It's official — the Most Valuable Players of this past baseball season have been named.
In the National League, Albert Pujols, first baseman for the St. Louis Cardinals, got the MVP honor. To the chagrin of Philadelphia Phillies fans — yes, that's me, a lifelong Philadelphian — he edged out Ryan Howard, a major contributor to the Phils winning the World Series this year.
Dustin Pedroia of the Boston Rex Sox gloved the big award in the American League, becoming the first AL second baseman voted MVP in nearly half a century.
Boards of directors have their MVPs too. What goes into being the most valuable player on a board?
Directors & Boards Publisher Robert Rock (pictured here) has seen such individuals in action. As he notes, "On the public and private boards on which I serve, I have worked with several directors whom I have come to admire as truly exceptional in the value they add to board deliberations and decision making. They are the MVPs of these boards."

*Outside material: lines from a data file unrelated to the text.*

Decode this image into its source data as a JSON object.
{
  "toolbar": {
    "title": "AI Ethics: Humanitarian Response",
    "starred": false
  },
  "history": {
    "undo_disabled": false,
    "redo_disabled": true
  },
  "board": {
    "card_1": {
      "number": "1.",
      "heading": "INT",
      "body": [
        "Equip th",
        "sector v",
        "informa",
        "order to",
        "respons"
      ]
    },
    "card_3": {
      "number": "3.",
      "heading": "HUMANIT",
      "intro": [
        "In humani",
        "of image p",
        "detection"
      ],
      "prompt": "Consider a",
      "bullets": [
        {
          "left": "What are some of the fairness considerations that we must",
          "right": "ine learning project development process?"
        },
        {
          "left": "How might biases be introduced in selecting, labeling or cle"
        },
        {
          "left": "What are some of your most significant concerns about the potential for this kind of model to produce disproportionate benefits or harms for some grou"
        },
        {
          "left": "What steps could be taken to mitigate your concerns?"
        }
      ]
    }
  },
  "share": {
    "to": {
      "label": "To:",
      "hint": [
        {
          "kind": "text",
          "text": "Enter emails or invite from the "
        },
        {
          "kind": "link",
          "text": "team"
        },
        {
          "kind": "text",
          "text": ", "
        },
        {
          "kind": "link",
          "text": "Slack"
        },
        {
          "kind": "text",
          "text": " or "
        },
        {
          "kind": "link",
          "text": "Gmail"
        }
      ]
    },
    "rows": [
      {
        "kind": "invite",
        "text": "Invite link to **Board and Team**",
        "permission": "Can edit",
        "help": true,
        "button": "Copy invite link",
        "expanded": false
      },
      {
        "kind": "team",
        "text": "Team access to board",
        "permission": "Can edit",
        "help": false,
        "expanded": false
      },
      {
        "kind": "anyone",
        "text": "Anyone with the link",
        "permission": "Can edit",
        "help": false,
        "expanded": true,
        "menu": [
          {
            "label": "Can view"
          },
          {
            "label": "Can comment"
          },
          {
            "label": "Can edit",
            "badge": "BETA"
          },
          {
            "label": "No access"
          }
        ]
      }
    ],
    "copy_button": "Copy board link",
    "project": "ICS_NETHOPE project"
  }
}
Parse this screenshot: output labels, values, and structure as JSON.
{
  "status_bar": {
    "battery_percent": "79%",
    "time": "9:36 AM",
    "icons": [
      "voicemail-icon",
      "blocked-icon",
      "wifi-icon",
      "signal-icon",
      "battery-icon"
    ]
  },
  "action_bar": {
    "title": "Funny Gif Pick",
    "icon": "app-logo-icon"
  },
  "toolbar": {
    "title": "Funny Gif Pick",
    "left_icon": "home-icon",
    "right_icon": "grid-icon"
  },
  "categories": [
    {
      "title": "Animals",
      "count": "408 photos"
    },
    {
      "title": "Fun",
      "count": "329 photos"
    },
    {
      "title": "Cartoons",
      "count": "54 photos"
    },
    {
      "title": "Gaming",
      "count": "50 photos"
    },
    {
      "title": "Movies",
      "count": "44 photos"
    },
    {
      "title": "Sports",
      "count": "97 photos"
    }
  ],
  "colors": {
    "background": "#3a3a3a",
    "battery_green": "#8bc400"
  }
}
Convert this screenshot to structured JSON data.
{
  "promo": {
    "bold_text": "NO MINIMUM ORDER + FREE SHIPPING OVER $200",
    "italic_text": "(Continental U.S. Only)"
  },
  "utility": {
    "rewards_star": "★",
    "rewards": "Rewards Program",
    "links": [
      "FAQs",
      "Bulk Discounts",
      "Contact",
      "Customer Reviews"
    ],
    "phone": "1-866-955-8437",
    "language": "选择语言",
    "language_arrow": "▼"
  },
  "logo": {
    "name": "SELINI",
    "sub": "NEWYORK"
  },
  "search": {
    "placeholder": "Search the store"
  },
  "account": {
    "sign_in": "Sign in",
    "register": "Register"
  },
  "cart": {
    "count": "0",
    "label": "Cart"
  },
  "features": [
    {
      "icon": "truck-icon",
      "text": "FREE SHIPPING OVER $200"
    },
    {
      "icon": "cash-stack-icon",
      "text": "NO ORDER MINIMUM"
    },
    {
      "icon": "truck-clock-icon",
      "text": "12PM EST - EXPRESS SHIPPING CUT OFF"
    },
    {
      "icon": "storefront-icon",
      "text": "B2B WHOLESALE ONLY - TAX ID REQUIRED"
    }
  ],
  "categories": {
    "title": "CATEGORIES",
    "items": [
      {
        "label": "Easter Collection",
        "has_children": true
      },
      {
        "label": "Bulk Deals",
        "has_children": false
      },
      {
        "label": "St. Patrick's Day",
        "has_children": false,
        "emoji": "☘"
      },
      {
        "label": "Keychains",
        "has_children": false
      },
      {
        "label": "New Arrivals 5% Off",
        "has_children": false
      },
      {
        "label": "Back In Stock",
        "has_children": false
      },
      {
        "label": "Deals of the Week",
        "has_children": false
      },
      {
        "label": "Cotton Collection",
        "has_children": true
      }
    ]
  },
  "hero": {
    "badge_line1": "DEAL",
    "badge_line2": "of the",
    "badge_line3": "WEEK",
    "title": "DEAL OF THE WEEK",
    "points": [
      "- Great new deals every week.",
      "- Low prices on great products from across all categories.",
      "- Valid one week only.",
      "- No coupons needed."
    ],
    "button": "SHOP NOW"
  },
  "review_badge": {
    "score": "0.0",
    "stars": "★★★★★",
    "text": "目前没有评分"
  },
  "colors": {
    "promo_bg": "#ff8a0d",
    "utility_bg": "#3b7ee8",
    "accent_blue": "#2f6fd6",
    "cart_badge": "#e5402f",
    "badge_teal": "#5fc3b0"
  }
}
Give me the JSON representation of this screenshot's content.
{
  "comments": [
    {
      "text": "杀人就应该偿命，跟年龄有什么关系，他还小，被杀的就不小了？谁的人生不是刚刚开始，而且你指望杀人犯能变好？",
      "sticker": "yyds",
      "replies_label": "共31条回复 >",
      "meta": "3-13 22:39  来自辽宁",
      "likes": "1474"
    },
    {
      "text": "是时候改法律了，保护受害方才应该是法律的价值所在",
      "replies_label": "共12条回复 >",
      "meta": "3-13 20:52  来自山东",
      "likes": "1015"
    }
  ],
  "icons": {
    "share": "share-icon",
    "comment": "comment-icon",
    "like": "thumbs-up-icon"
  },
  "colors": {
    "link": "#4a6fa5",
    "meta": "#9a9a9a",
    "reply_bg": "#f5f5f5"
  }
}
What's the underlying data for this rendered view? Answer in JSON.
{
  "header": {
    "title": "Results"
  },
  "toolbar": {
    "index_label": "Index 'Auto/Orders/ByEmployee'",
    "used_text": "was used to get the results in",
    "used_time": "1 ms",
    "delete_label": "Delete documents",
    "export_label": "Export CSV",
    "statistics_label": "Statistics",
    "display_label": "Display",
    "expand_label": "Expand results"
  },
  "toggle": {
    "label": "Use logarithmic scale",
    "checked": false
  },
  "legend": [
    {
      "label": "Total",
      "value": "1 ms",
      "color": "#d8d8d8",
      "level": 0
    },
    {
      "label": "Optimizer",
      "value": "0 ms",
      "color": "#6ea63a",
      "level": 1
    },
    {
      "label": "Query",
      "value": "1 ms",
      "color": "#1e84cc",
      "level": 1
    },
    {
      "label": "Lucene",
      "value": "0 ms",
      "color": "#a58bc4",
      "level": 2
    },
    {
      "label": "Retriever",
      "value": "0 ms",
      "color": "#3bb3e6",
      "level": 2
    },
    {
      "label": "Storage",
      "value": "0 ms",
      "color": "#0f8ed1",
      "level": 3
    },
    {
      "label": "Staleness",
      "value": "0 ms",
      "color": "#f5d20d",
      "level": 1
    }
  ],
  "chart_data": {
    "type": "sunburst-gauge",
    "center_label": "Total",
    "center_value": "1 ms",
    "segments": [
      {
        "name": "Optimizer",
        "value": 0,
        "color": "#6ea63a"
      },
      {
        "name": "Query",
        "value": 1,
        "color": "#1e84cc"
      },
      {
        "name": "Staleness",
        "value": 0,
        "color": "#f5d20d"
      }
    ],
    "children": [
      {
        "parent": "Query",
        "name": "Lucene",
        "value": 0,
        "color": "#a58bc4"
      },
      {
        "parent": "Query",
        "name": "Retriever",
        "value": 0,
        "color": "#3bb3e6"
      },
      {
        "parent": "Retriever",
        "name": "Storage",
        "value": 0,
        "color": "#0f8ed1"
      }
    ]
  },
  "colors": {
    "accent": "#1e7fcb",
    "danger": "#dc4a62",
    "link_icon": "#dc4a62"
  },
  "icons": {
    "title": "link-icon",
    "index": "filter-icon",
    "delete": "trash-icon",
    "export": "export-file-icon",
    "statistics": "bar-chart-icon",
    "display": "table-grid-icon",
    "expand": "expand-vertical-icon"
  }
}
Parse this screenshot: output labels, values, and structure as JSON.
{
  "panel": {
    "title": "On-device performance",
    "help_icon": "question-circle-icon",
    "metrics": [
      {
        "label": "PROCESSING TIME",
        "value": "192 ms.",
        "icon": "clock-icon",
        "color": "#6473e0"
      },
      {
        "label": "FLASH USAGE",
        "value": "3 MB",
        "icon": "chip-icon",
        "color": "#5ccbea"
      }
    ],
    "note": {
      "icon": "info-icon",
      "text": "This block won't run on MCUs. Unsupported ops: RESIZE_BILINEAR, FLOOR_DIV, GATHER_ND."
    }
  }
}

Bob examines the skill set and personal attributes of a board MVP in his Letter from the Chairman, published in the Fourth Quarter issue of the journal and also in the November issue of the e-Briefing newsletter.
Does your board have an MVP?